■ **The problem**
Copy each line of the records that holds the string "Capa".

(Source material begins)

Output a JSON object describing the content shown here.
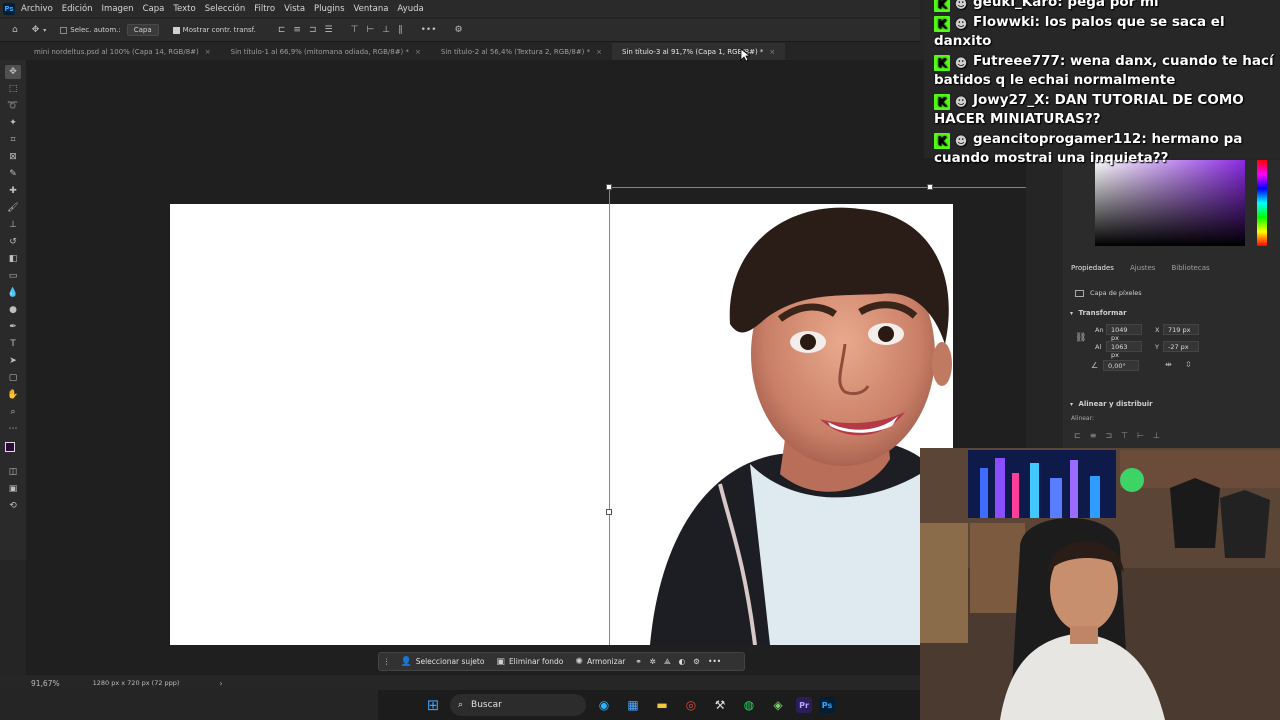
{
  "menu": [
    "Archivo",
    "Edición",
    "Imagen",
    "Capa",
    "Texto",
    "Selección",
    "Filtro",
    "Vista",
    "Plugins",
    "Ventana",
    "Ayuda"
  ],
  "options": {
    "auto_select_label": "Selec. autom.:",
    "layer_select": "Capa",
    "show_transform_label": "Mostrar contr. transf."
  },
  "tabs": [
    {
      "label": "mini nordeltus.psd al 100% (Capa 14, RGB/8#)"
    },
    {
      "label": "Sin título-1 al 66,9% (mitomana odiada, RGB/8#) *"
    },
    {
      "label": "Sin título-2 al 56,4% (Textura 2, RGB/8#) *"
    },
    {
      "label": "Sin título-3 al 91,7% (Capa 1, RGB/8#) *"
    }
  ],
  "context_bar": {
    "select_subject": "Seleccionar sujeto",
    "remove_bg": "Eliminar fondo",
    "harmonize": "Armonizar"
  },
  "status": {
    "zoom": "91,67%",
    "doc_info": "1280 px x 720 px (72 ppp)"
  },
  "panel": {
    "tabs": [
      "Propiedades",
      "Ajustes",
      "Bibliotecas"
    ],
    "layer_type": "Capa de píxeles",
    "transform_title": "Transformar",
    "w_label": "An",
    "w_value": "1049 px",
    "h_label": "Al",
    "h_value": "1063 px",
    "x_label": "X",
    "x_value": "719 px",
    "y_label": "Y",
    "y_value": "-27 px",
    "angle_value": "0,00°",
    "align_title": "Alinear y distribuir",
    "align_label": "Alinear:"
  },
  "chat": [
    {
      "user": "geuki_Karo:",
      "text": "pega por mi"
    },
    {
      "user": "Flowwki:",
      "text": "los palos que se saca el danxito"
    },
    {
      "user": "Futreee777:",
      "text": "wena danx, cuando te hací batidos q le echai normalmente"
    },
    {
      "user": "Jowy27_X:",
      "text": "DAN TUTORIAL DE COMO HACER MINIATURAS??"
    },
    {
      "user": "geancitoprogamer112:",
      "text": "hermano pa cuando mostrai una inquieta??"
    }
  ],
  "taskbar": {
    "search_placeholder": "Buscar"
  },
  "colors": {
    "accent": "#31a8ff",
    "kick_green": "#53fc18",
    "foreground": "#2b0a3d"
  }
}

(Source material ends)

■ **Result of the task**
    "Capa",
    "layer_select": "Capa",
      "label": "mini nordeltus.psd al 100% (Capa 14, RGB/8#)"
      "label": "Sin título-3 al 91,7% (Capa 1, RGB/8#) *"
    "layer_type": "Capa de píxeles",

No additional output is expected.